Task prompt: Lines in the listing below that include the word "title" need to be copied.
┌─ Extracted information
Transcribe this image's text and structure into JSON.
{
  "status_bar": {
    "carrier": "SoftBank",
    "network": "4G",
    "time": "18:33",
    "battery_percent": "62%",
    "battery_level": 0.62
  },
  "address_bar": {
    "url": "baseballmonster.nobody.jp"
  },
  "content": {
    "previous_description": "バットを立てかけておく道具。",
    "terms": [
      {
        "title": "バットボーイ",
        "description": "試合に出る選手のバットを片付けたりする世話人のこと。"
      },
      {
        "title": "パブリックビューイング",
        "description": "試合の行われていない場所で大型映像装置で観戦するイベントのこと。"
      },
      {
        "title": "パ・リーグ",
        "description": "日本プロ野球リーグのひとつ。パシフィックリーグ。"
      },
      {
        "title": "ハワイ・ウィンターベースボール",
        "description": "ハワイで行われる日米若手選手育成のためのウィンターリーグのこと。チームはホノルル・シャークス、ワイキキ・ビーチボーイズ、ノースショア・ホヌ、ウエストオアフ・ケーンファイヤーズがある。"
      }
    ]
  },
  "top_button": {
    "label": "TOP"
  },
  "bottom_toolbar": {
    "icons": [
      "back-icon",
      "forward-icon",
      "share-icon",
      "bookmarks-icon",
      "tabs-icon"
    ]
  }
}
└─
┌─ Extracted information
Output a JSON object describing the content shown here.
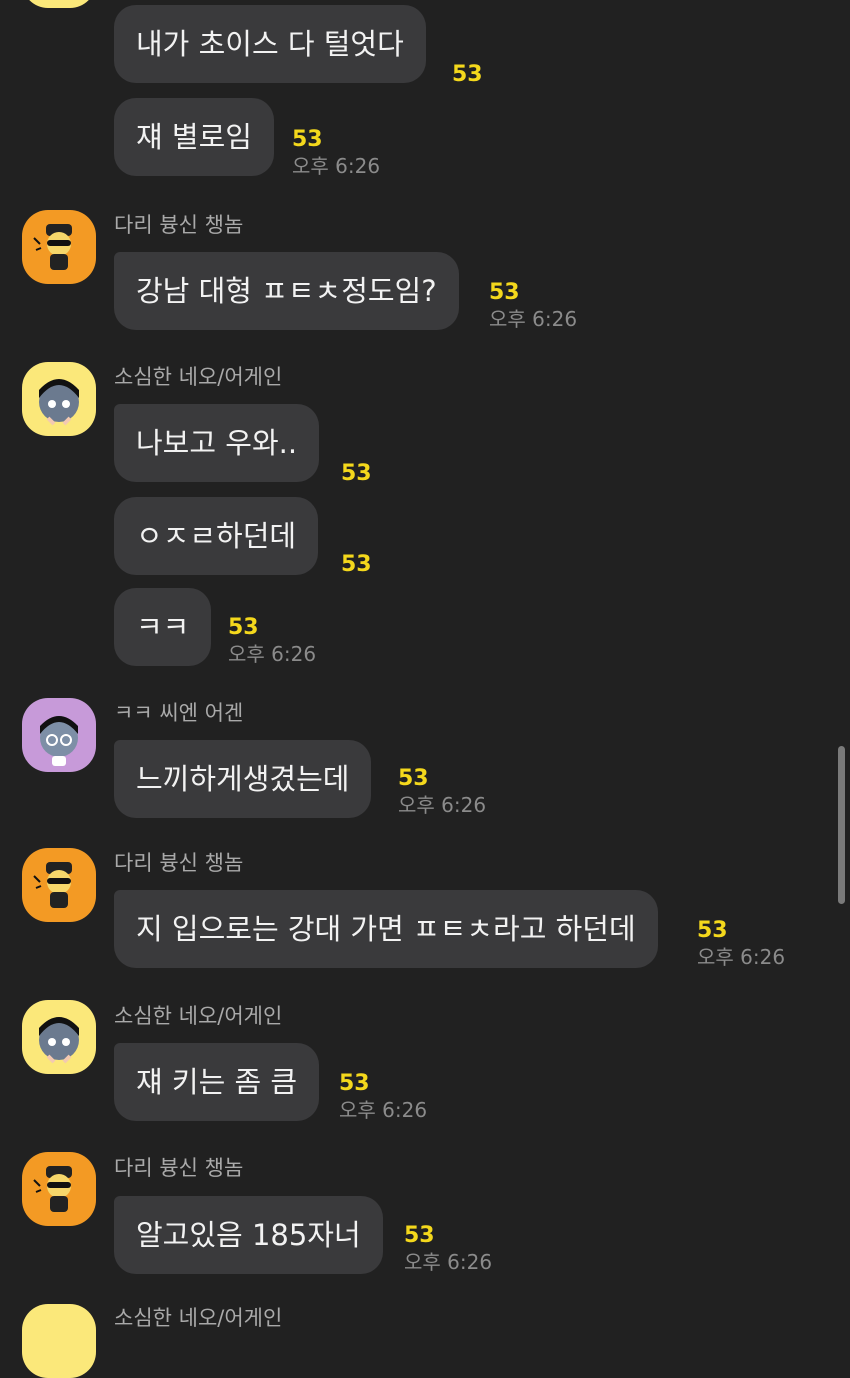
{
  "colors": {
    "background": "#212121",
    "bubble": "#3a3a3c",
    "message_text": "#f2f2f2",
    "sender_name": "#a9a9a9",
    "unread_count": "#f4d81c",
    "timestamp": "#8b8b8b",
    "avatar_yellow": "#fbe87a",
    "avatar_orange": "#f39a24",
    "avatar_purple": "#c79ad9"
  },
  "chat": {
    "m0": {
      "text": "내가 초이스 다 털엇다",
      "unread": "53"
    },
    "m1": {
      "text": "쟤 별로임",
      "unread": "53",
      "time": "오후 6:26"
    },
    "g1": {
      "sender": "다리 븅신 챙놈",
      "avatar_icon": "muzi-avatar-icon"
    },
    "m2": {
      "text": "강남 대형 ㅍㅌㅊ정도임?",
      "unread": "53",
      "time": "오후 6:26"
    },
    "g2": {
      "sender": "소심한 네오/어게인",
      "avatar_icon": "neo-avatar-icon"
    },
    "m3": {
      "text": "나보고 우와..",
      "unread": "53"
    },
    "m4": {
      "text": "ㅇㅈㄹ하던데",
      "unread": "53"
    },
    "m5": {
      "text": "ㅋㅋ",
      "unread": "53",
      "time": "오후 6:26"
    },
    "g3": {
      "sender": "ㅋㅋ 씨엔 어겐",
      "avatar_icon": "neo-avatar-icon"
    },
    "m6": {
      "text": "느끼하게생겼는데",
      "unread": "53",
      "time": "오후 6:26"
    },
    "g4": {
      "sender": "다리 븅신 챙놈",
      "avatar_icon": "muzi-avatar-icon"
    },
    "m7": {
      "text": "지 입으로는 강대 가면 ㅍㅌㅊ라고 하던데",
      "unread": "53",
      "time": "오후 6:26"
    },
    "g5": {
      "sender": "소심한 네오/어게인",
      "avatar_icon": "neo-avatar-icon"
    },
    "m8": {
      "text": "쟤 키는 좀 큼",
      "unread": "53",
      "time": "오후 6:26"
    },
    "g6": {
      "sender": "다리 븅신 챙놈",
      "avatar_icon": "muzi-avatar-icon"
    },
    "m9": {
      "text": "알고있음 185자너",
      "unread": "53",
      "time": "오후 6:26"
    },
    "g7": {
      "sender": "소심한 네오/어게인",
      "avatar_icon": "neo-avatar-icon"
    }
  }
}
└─
Your response:
        "title": "バットボーイ",
        "title": "パブリックビューイング",
        "title": "パ・リーグ",
        "title": "ハワイ・ウィンターベースボール",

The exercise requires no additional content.